**Work instruction**:
Among the entries below, find the lines that hold the word "Reset" and report them.

===== Records to use =====

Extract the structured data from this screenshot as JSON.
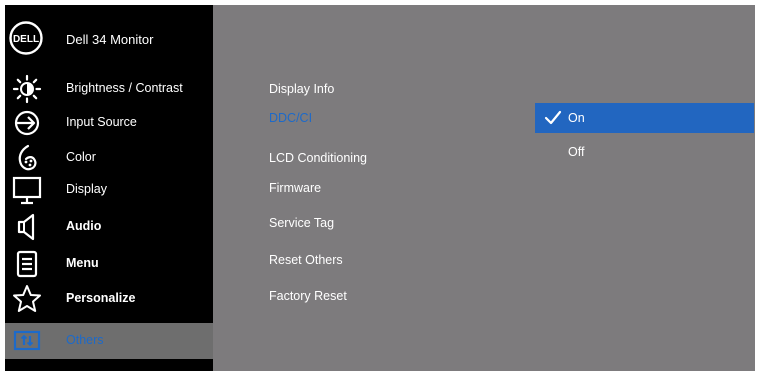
{
  "header": {
    "logo": "DELL",
    "title": "Dell 34 Monitor"
  },
  "sidebar": {
    "items": [
      {
        "label": "Brightness / Contrast",
        "icon": "brightness-icon"
      },
      {
        "label": "Input Source",
        "icon": "input-source-icon"
      },
      {
        "label": "Color",
        "icon": "color-icon"
      },
      {
        "label": "Display",
        "icon": "display-icon"
      },
      {
        "label": "Audio",
        "icon": "audio-icon"
      },
      {
        "label": "Menu",
        "icon": "menu-icon"
      },
      {
        "label": "Personalize",
        "icon": "personalize-icon"
      },
      {
        "label": "Others",
        "icon": "others-icon"
      }
    ],
    "selected": "Others"
  },
  "submenu": {
    "items": [
      {
        "label": "Display Info"
      },
      {
        "label": "DDC/CI"
      },
      {
        "label": "LCD Conditioning"
      },
      {
        "label": "Firmware"
      },
      {
        "label": "Service Tag"
      },
      {
        "label": "Reset Others"
      },
      {
        "label": "Factory Reset"
      }
    ],
    "selected": "DDC/CI"
  },
  "options": {
    "on_label": "On",
    "off_label": "Off",
    "selected": "On"
  },
  "colors": {
    "background": "#7d7b7d",
    "sidebar": "#000000",
    "accent": "#2266c0",
    "highlight_text": "#1d6ac9"
  }
}
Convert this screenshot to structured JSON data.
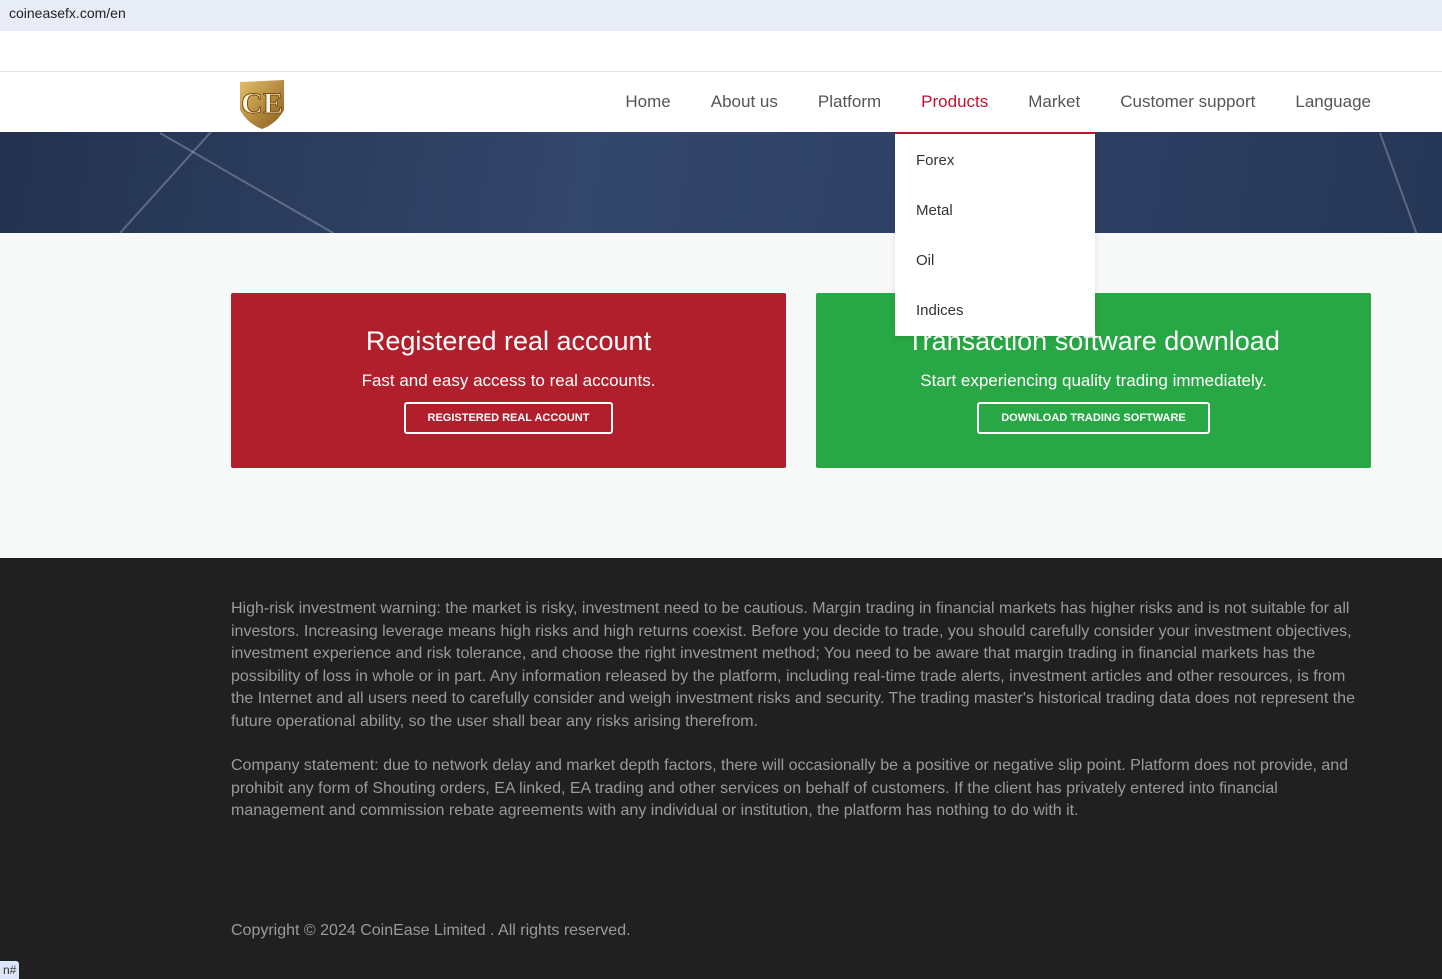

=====

**Written reply**:
        "label": "Reset Others"
        "label": "Factory Reset"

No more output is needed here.